Not to be confused with the Lencois Maranhenses (see my entry about that here), the town of Lencois is the gateway to Chapada Diamantina National Park, famous for it’s unusual flat-topped mountains, lush valleys and spectacular waterfalls. There are hundreds of hikes you can do in the Diamantina, named for the diamonds discovered here. Lencois is the original diamond mining town and has character and charm deriving from it’s Portuguese colonial heritage. It has a thriving tourism industry, everything is within walking distance, and the best way to enjoy the town is to hang out at one of the cafes at an outdoor table on the old cobblestone streets. We found ourselves returning over and over to Lanches D’Arte, where you can buy coffee for $R1.50, sandwiches for $R3 and delicious Acai with granola and banana for $R4. This tasty dessert of Acai berries blended in a frozen sorbet-like consistency can be found everywhere in Brazil.
We arrived in Lencois on an election day. Most shops and restaurants were closed and aside from the local school (the polling station) the whole place felt like a ghost town. Most tourists were out hiking for the day. Lanches D’Arte was one of the few places open so we stopped in for lunch and a cold beer, but were informed alcohol was not for sale until the polling booths closed. Once they did close, locals poured out onto the streets and awaited the results, which must have been positive as the street party continued late into the night.
Chapada Diamantina National Park
We had high hopes of being able to hike the Vale do Paty. A 3 to 5 day hike that takes you through jungles, waterfalls, canyons and tiny villages only accessible on foot or by donkey. We only had time for a 3 day trek, due to already having a flight booked to Rio. After some enquiries, we soon discovered that the price for the guided trek was well beyond our budget. The price for two of us for 3 days / 2 nights was $R1800. We asked around and discovered even by including additional people we would only marginally reduce the costs by maybe $R100-200. Also three days is very rushed and we wouldn’t see anything else. For more information on the Vale do Pati, check out this blog entry by Jessica of Curiosity Travels. Our compromise was to book a one day tour that took us to five locations and then take self-guided hikes on the other days to places near Lencois. It is possible to hike the Vale do Paty without a guide. However you need to be an experienced hiker, have good maps, a compass and decent Portuguese (to negotiate food and board in the local villages).
Grutas and Morro do Pai Inácio
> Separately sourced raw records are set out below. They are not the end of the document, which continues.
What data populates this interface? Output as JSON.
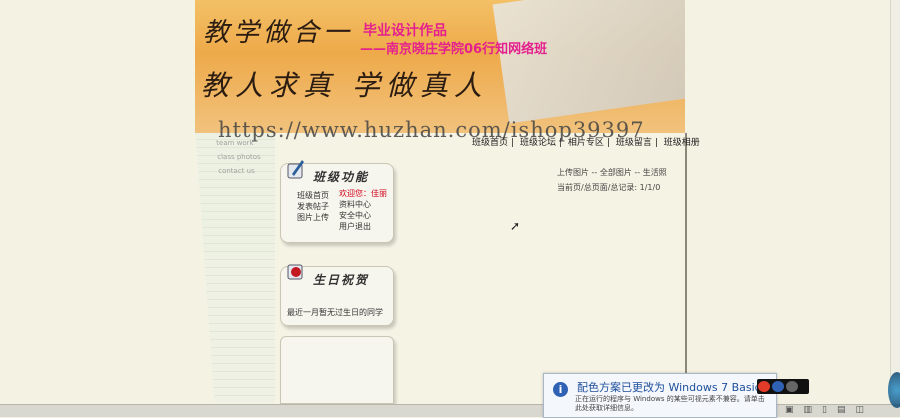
{
  "banner": {
    "calligraphy_line1": "教学做合一",
    "calligraphy_line2": "教人求真 学做真人",
    "subtitle1": "毕业设计作品",
    "subtitle2": "——南京晓庄学院06行知网络班"
  },
  "watermark": "https://www.huzhan.com/ishop39397",
  "topnav": {
    "items": [
      "班级首页",
      "|",
      "班级论坛",
      "|",
      "相片专区",
      "|",
      "班级留言",
      "|",
      "班级相册"
    ]
  },
  "side_paper": {
    "lines": [
      "team work",
      "class photos",
      "contact us"
    ]
  },
  "right_info": {
    "line1": "上传图片 -- 全部图片 -- 生活照",
    "line2": "当前页/总页面/总记录: 1/1/0"
  },
  "box1": {
    "title": "班级功能",
    "left_links": [
      "班级首页",
      "发表帖子",
      "图片上传"
    ],
    "welcome": "欢迎您：佳丽",
    "right_links": [
      "资料中心",
      "安全中心",
      "用户退出"
    ]
  },
  "box2": {
    "title": "生日祝贺",
    "message": "最近一月暂无过生日的同学"
  },
  "notification": {
    "title": "配色方案已更改为 Windows 7 Basic",
    "body": "正在运行的程序与 Windows 的某些可视元素不兼容。请单击此处获取详细信息。"
  },
  "icons": {
    "info": "info-icon",
    "cursor": "mouse-cursor-icon"
  }
}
We booked the Grutas and Morro do Pai Inácio day tour through Zen Tur, after visiting several agencies they were the best value. $R180 per person (including $R20 discount for paying in cash), a really nice buffet lunch and our guide Pedro was excellent. The tour included a visit to the Rio Mucugezinho waterfalls, Gruta da Lapa Doce (a large cave with impressive stalagmite and stalactite formations) and Fazenda Pratinha, a crystal clear blue lake. Here you can opt for additional activities including a tiny zipline over the lake ($R20) and guided snorkelling tour through the Gruta da Pratinha ($R40). Looking at the cave I felt the tour was probably not worth it. I lent my waterproof camera to an American girl on our tour and she said the guide had no light and the group couldn’t even find him half the time. The guide could only speak Portuguese, even though he said he could also speak Spanish. The fish you see in the cave are the same fish in the lake. A five minute walk away is the Gruta Azul, but as it was cloudy we didn’t have the stream of sunlight coming through the hole, which lights up the cave a brilliant blue. It began raining as we walked back to the van. Our final stop was at Morro do Pai Inacio for the sunset. The rain stopped and the clouds allowed beams of sunlight to shine through and also graced us with a rainbow.
Cachoeira da Primavera
We did this hike from town, following the directions in our Lonely Planet guide (Brazil, June 2016) and using google maps. We found the directions somewhat confusing but our unplanned detours left us stumbling things we might not otherwise find, such as a scenic lookout over the valley, a giant grasshopper, and inquisitive marmosets spying on us through the trees. It’s only a 3km hike so there was plenty of time to get a little lost and make a day of it.
Ribeirao do Meio
On another day we visited Brazil’s ‘natural waterslide’. Only a 4km hike this one is extremely easy to follow. Cachoeira da Primavera and Ribeirao do Meio can be visited in the same day, although we enjoyed spending time just hanging out here, swimming in the natural pools.
Getting from Lencois to Rio de Janiero
To travel south from Lencois either usually requires a bus back to Salvador, however by searching on skyscanner a few weeks ahead I found a flight from Lencois to Rio via Belo Horizonte for about $R200. Booking flights saved us from tortuous multi-day bus rides and if you secure in advance flights are usually cheaper than an equivalent distance by bus. It did limit our flexibility leaving us without enough time to explore more in the Chapada Diamantina. At least a week would have been ideal, leaving us with a few days to spend in Vale do Capao, a smaller town south of Lencois which is also a good base for day hikes.